[Element data from apps and pages]

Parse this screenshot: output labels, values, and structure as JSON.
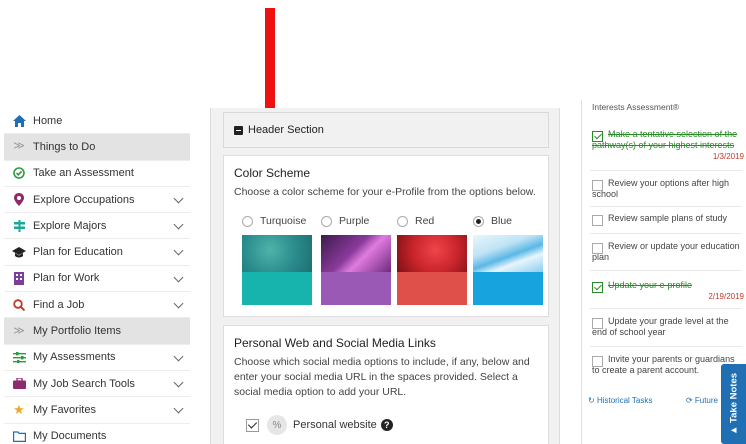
{
  "sidebar": {
    "items": [
      {
        "label": "Home",
        "icon": "home-icon",
        "color": "#1f6fb2"
      },
      {
        "label": "Things to Do",
        "icon": "double-chevron-icon",
        "color": "#999999"
      },
      {
        "label": "Take an Assessment",
        "icon": "check-circle-icon",
        "color": "#2a9d3f"
      },
      {
        "label": "Explore Occupations",
        "icon": "map-pin-icon",
        "color": "#8e2b6e"
      },
      {
        "label": "Explore Majors",
        "icon": "signpost-icon",
        "color": "#1aa898"
      },
      {
        "label": "Plan for Education",
        "icon": "graduation-cap-icon",
        "color": "#222222"
      },
      {
        "label": "Plan for Work",
        "icon": "building-icon",
        "color": "#7b3f98"
      },
      {
        "label": "Find a Job",
        "icon": "search-icon",
        "color": "#c0392b"
      },
      {
        "label": "My Portfolio Items",
        "icon": "double-chevron-icon",
        "color": "#999999"
      },
      {
        "label": "My Assessments",
        "icon": "sliders-icon",
        "color": "#2a9d3f"
      },
      {
        "label": "My Job Search Tools",
        "icon": "briefcase-icon",
        "color": "#8e2b6e"
      },
      {
        "label": "My Favorites",
        "icon": "star-icon",
        "color": "#f5a623"
      },
      {
        "label": "My Documents",
        "icon": "folder-icon",
        "color": "#1f6fb2"
      }
    ]
  },
  "main": {
    "header_section_label": "Header Section",
    "color_scheme": {
      "title": "Color Scheme",
      "description": "Choose a color scheme for your e-Profile from the options below.",
      "options": [
        {
          "name": "Turquoise",
          "selected": false,
          "top": "#2a8b8c",
          "bottom": "#17b3ad"
        },
        {
          "name": "Purple",
          "selected": false,
          "top": "#8a3a9c",
          "bottom": "#9b59b6"
        },
        {
          "name": "Red",
          "selected": false,
          "top": "#c9252b",
          "bottom": "#e0504a"
        },
        {
          "name": "Blue",
          "selected": true,
          "top": "#bfe3f5",
          "bottom": "#17a3dd"
        }
      ]
    },
    "social": {
      "title": "Personal Web and Social Media Links",
      "description": "Choose which social media options to include, if any, below and enter your social media URL in the spaces provided. Select a social media option to add your URL.",
      "website_label": "Personal website",
      "help_glyph": "?"
    }
  },
  "tasks": {
    "top_note": "Interests Assessment®",
    "items": [
      {
        "text": "Make a tentative selection of the pathway(s) of your highest interests",
        "done": true,
        "date": "1/3/2019"
      },
      {
        "text": "Review your options after high school",
        "done": false,
        "date": ""
      },
      {
        "text": "Review sample plans of study",
        "done": false,
        "date": ""
      },
      {
        "text": "Review or update your education plan",
        "done": false,
        "date": ""
      },
      {
        "text": "Update your e-profile",
        "done": true,
        "date": "2/19/2019"
      },
      {
        "text": "Update your grade level at the end of school year",
        "done": false,
        "date": ""
      },
      {
        "text": "Invite your parents or guardians to create a parent account.",
        "done": false,
        "date": ""
      }
    ],
    "historical_label": "Historical Tasks",
    "future_label": "Future"
  },
  "take_notes_label": "Take Notes"
}
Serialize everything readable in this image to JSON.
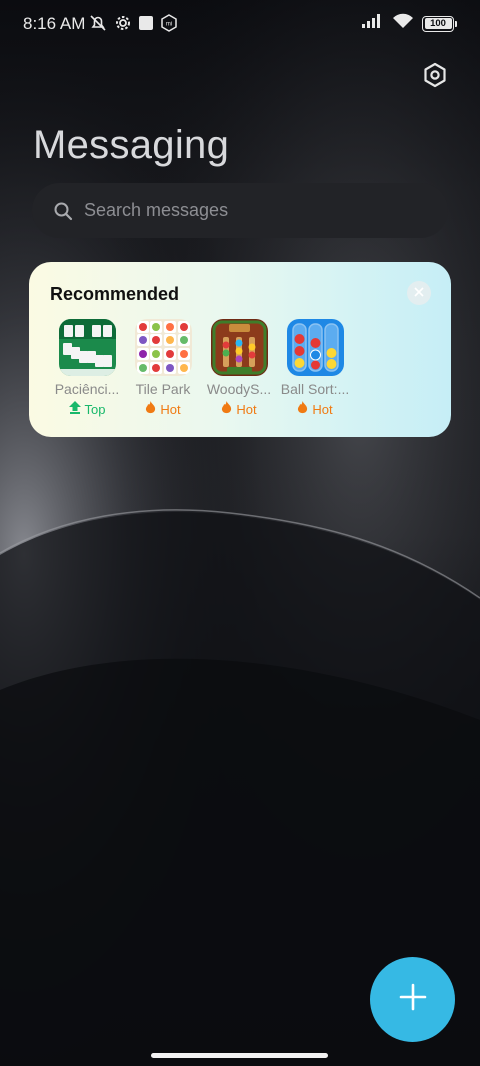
{
  "status": {
    "time": "8:16 AM",
    "battery": "100",
    "icons": [
      "mute-icon",
      "settings-cog-icon",
      "square-icon",
      "mi-icon",
      "shield-icon",
      "signal-icon",
      "wifi-icon",
      "battery-icon"
    ]
  },
  "header": {
    "title": "Messaging",
    "settings_icon": "settings-icon"
  },
  "search": {
    "placeholder": "Search messages"
  },
  "recommended": {
    "title": "Recommended",
    "apps": [
      {
        "name": "Paciênci...",
        "badge": "Top",
        "badge_type": "top"
      },
      {
        "name": "Tile Park",
        "badge": "Hot",
        "badge_type": "hot"
      },
      {
        "name": "WoodyS...",
        "badge": "Hot",
        "badge_type": "hot"
      },
      {
        "name": "Ball Sort:...",
        "badge": "Hot",
        "badge_type": "hot"
      }
    ]
  },
  "colors": {
    "accent": "#36b9e4",
    "top_badge": "#18b86a",
    "hot_badge": "#f07a12",
    "background": "#0b0c10"
  },
  "fab": {
    "icon": "plus-icon"
  }
}
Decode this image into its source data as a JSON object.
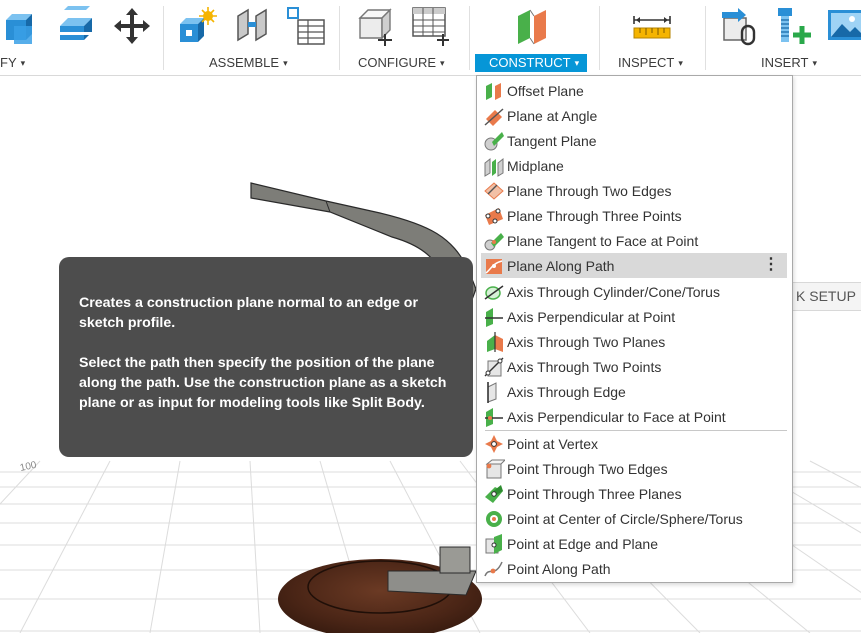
{
  "toolbar": {
    "groups": [
      {
        "label": "FY",
        "caret": "▾"
      },
      {
        "label": "ASSEMBLE",
        "caret": "▾"
      },
      {
        "label": "CONFIGURE",
        "caret": "▾"
      },
      {
        "label": "CONSTRUCT",
        "caret": "▾"
      },
      {
        "label": "INSPECT",
        "caret": "▾"
      },
      {
        "label": "INSERT",
        "caret": "▾"
      }
    ],
    "active_group": "CONSTRUCT",
    "accent_color": "#0696d7"
  },
  "viewport": {
    "setup_tab_label": "K SETUP",
    "axis_label": "100"
  },
  "tooltip": {
    "paragraph_1": "Creates a construction plane normal to an edge or sketch profile.",
    "paragraph_2": "Select the path then specify the position of the plane along the path. Use the construction plane as a sketch plane or as input for modeling tools like Split Body."
  },
  "construct_menu": {
    "planes": [
      {
        "label": "Offset Plane",
        "icon": "offset-plane-icon"
      },
      {
        "label": "Plane at Angle",
        "icon": "plane-at-angle-icon"
      },
      {
        "label": "Tangent Plane",
        "icon": "tangent-plane-icon"
      },
      {
        "label": "Midplane",
        "icon": "midplane-icon"
      },
      {
        "label": "Plane Through Two Edges",
        "icon": "plane-two-edges-icon"
      },
      {
        "label": "Plane Through Three Points",
        "icon": "plane-three-points-icon"
      },
      {
        "label": "Plane Tangent to Face at Point",
        "icon": "plane-tangent-face-icon"
      },
      {
        "label": "Plane Along Path",
        "icon": "plane-along-path-icon",
        "highlighted": true,
        "more": "⋮"
      }
    ],
    "axes": [
      {
        "label": "Axis Through Cylinder/Cone/Torus",
        "icon": "axis-cylinder-icon"
      },
      {
        "label": "Axis Perpendicular at Point",
        "icon": "axis-perpendicular-point-icon"
      },
      {
        "label": "Axis Through Two Planes",
        "icon": "axis-two-planes-icon"
      },
      {
        "label": "Axis Through Two Points",
        "icon": "axis-two-points-icon"
      },
      {
        "label": "Axis Through Edge",
        "icon": "axis-edge-icon"
      },
      {
        "label": "Axis Perpendicular to Face at Point",
        "icon": "axis-perpendicular-face-icon"
      }
    ],
    "points": [
      {
        "label": "Point at Vertex",
        "icon": "point-vertex-icon"
      },
      {
        "label": "Point Through Two Edges",
        "icon": "point-two-edges-icon"
      },
      {
        "label": "Point Through Three Planes",
        "icon": "point-three-planes-icon"
      },
      {
        "label": "Point at Center of Circle/Sphere/Torus",
        "icon": "point-center-icon"
      },
      {
        "label": "Point at Edge and Plane",
        "icon": "point-edge-plane-icon"
      },
      {
        "label": "Point Along Path",
        "icon": "point-along-path-icon"
      }
    ]
  }
}
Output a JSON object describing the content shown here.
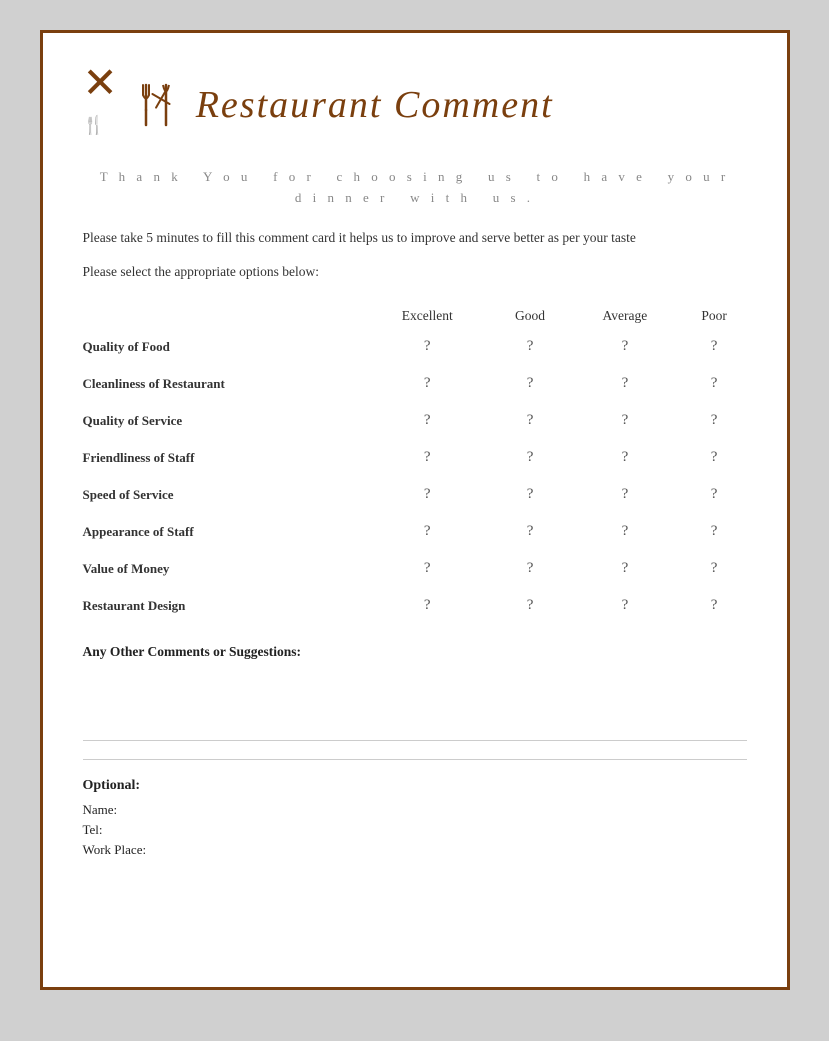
{
  "page": {
    "border_color": "#7a3f0e",
    "title": "Restaurant Comment",
    "icon": "🍴",
    "thank_you_text": "T h a n k  Y o u  f o r  c h o o s i n g  u s  t o  h a v e  y o u r\nd i n n e r  w i t h  u s .",
    "description": "Please take 5 minutes to fill this comment card it helps us to improve and serve better as per your taste",
    "instruction": "Please select the appropriate options below:",
    "table": {
      "headers": [
        "",
        "Excellent",
        "Good",
        "Average",
        "Poor"
      ],
      "rows": [
        {
          "label": "Quality of Food"
        },
        {
          "label": "Cleanliness of Restaurant"
        },
        {
          "label": "Quality of Service"
        },
        {
          "label": "Friendliness of Staff"
        },
        {
          "label": "Speed of Service"
        },
        {
          "label": "Appearance of Staff"
        },
        {
          "label": "Value of Money"
        },
        {
          "label": "Restaurant Design"
        }
      ],
      "radio_placeholder": "?"
    },
    "comments_label": "Any Other Comments or Suggestions:",
    "optional": {
      "title": "Optional:",
      "fields": [
        "Name:",
        "Tel:",
        "Work Place:"
      ]
    }
  }
}
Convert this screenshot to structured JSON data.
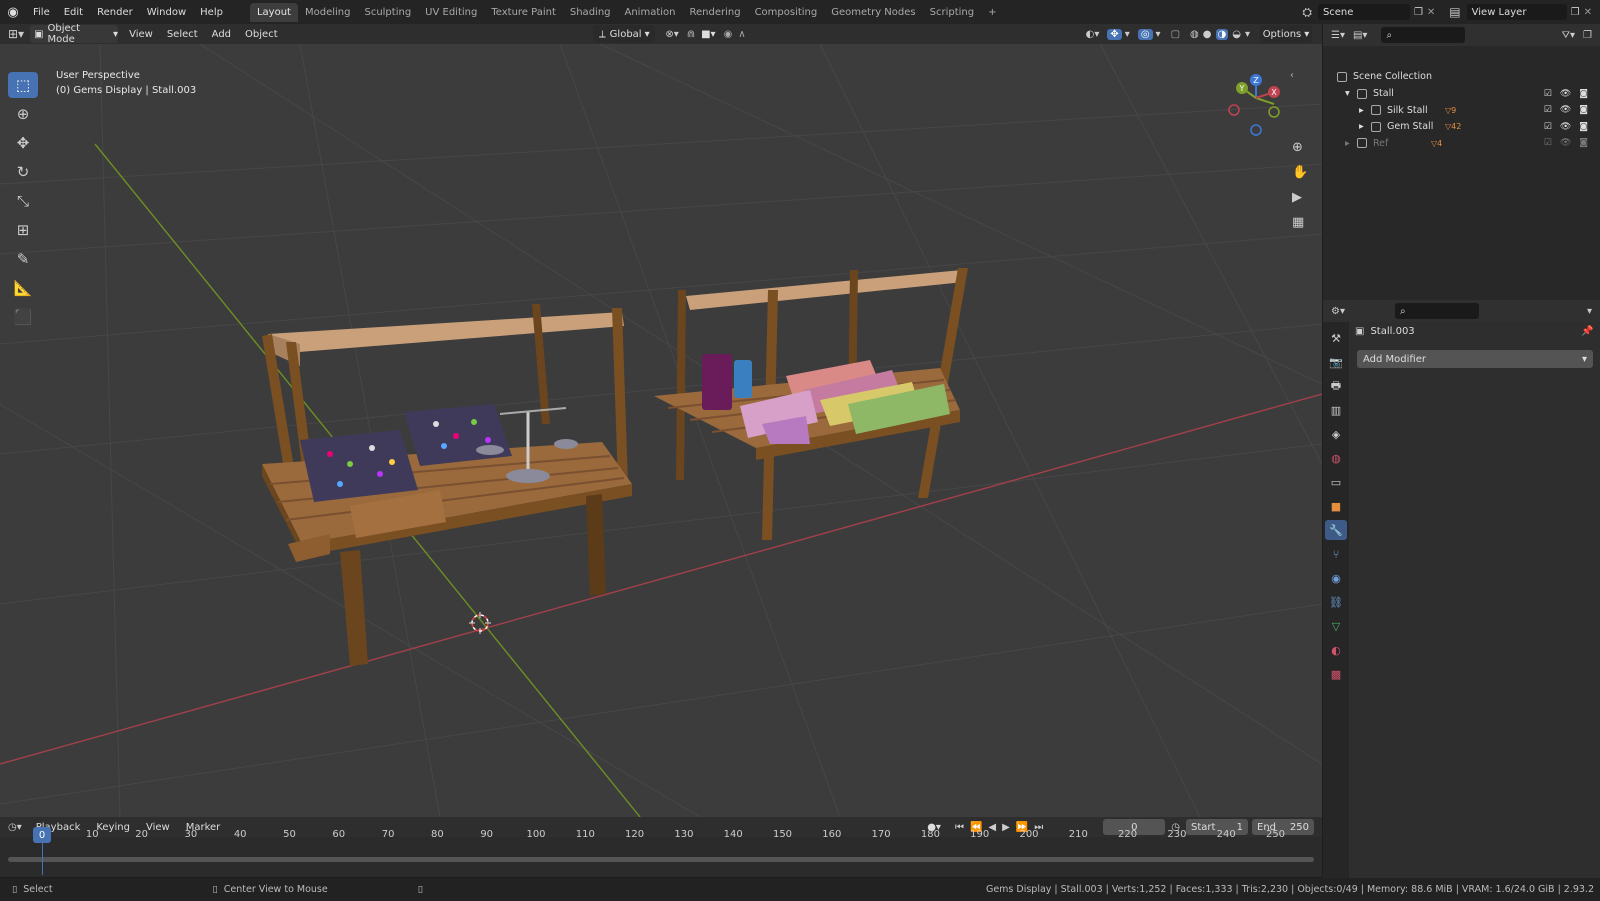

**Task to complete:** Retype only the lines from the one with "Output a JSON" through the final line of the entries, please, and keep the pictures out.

**Task result:**
Output a JSON object describing the content shown here.
{
  "page": {
    "border_color": "#7a3f0e",
    "title": "Restaurant Comment",
    "icon": "🍴",
    "thank_you_text": "T h a n k  Y o u  f o r  c h o o s i n g  u s  t o  h a v e  y o u r\nd i n n e r  w i t h  u s .",
    "description": "Please take 5 minutes to fill this comment card it helps us to improve and serve better as per your taste",
    "instruction": "Please select the appropriate options below:",
    "table": {
      "headers": [
        "",
        "Excellent",
        "Good",
        "Average",
        "Poor"
      ],
      "rows": [
        {
          "label": "Quality of Food"
        },
        {
          "label": "Cleanliness of Restaurant"
        },
        {
          "label": "Quality of Service"
        },
        {
          "label": "Friendliness of Staff"
        },
        {
          "label": "Speed of Service"
        },
        {
          "label": "Appearance of Staff"
        },
        {
          "label": "Value of Money"
        },
        {
          "label": "Restaurant Design"
        }
      ],
      "radio_placeholder": "?"
    },
    "comments_label": "Any Other Comments or Suggestions:",
    "optional": {
      "title": "Optional:",
      "fields": [
        "Name:",
        "Tel:",
        "Work Place:"
      ]
    }
  }
}
Convert this screenshot to structured JSON data.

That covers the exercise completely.